Read Addy’s Escape to Freedom – Momma and Addy try a daring escape from slavery after Poppa and Sam are sold to another plantation owner. They need courage and faith to travel north to freedom. Can they overcome each challenge and gain that freedom? To find out, travel with them on their dangerous journey.
Read Integrating Central High: the Melba Pattillo Story – In September 1957, Melba Pattillo and eight other teenagers became the first African-American students to attend Central High School in Little Rock, Arkansas. Read about Melba’s historic and often terrifying experience.

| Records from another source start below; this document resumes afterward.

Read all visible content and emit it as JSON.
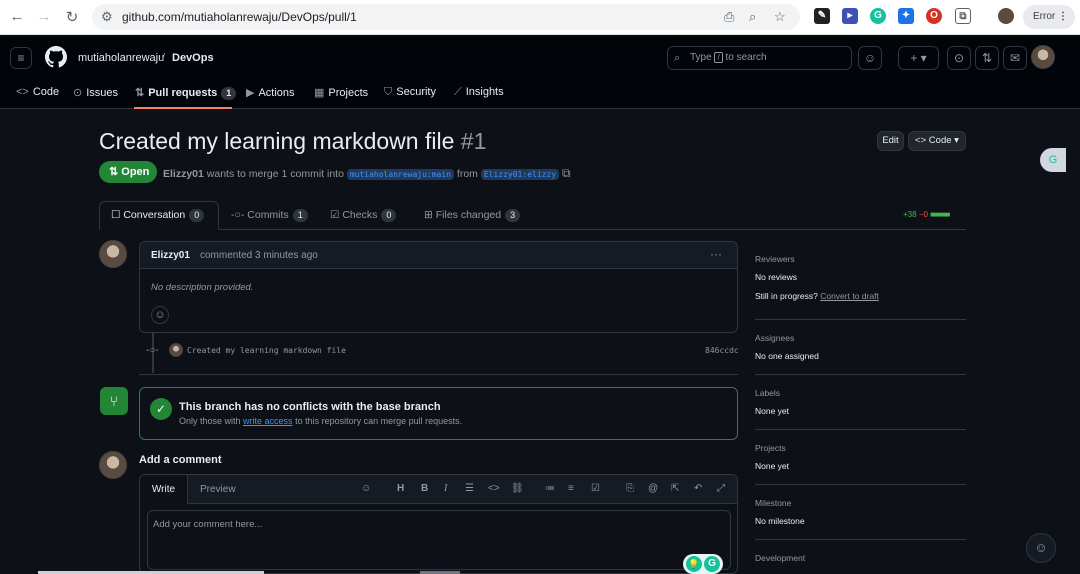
{
  "browser": {
    "url": "github.com/mutiaholanrewaju/DevOps/pull/1",
    "error_label": "Error"
  },
  "header": {
    "owner": "mutiaholanrewaju",
    "separator": "/",
    "repo": "DevOps",
    "search_prefix": "Type",
    "search_key": "/",
    "search_suffix": "to search",
    "plus": "+"
  },
  "repo_tabs": [
    {
      "label": "Code",
      "icon": "code-icon"
    },
    {
      "label": "Issues",
      "icon": "issue-icon"
    },
    {
      "label": "Pull requests",
      "icon": "pr-icon",
      "count": "1"
    },
    {
      "label": "Actions",
      "icon": "play-icon"
    },
    {
      "label": "Projects",
      "icon": "table-icon"
    },
    {
      "label": "Security",
      "icon": "shield-icon"
    },
    {
      "label": "Insights",
      "icon": "graph-icon"
    }
  ],
  "pr": {
    "title": "Created my learning markdown file",
    "number": "#1",
    "state": "Open",
    "author": "Elizzy01",
    "meta_mid": "wants to merge 1 commit into",
    "base_branch": "mutiaholanrewaju:main",
    "from": "from",
    "head_branch": "Elizzy01:elizzy",
    "edit_label": "Edit",
    "code_label": "Code"
  },
  "pr_tabs": [
    {
      "label": "Conversation",
      "count": "0"
    },
    {
      "label": "Commits",
      "count": "1"
    },
    {
      "label": "Checks",
      "count": "0"
    },
    {
      "label": "Files changed",
      "count": "3"
    }
  ],
  "diffstat": {
    "added": "+38",
    "removed": "−0"
  },
  "comment": {
    "author": "Elizzy01",
    "action": "commented 3 minutes ago",
    "body": "No description provided.",
    "more": "···"
  },
  "commit": {
    "message": "Created my learning markdown file",
    "sha": "846ccdc"
  },
  "merge": {
    "title": "This branch has no conflicts with the base branch",
    "sub_prefix": "Only those with",
    "sub_link": "write access",
    "sub_suffix": "to this repository can merge pull requests."
  },
  "add_comment": {
    "heading": "Add a comment",
    "write_tab": "Write",
    "preview_tab": "Preview",
    "placeholder": "Add your comment here..."
  },
  "sidebar": {
    "reviewers_h": "Reviewers",
    "reviewers_v": "No reviews",
    "progress_text": "Still in progress?",
    "progress_link": "Convert to draft",
    "assignees_h": "Assignees",
    "assignees_v": "No one assigned",
    "labels_h": "Labels",
    "labels_v": "None yet",
    "projects_h": "Projects",
    "projects_v": "None yet",
    "milestone_h": "Milestone",
    "milestone_v": "No milestone",
    "development_h": "Development"
  },
  "colors": {
    "open": "#238636",
    "accent": "#f78166",
    "link": "#4493f8"
  }
}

Read Harlem: a Poem – A poem celebrating the people, sights, and sounds of Harlem. Coretta Scott King Award Honor Book, 1998.
Read Pathways to Freedom – Travel back to the 1800s and become an eyewitness to history. You become a young slave who must make some important and life-changing decisions.
Read Harriet Tubman Follow the North Star – Describes the life of Harriet Tubman, who escaped from slavery in Maryland only to return south many times as a conductor on the Underground Railroad to lead others to freedom.
Read Rosa Parks: How I Fought for Civil Rights – Rosa Parks, “The Mother of the Modern-day Civil Rights Movement,” describes her pivotal role in the Montgomery Bus Boycott and helps students understand the importance of every individual citizen in a democracy. Read through her story and then express how you would feel if you were in her situation.
Read A Picture Book of Martin Luther King Jr. – A brief, illustrated, biography of the Baptist minister and civil rights leader whose philosophy and practice of nonviolent civil disobedience helped American blacks win many battles for equal rights.
Read The Underground Railroad Escape from Slavery – Students will travel back to the year 1860 and follow a young slave as he flees a Kentucky plantation for Canada along the Underground Railroad. Along the way, they can read or listen to the runaway slave describe his terrifying journey from slavery to freedom. They’ll discover what life was like as a slave, encounter the dangers of the Underground Railroad, meet brave abolitionists who took great risks to help runaways, and compare life in the North and South.
Read Who Is Barack Obama? – Highlights the life and accomplishments of the Harvard Law School graduate, legislator, and civil rights lawyer who became the forty-fourth president of the United States.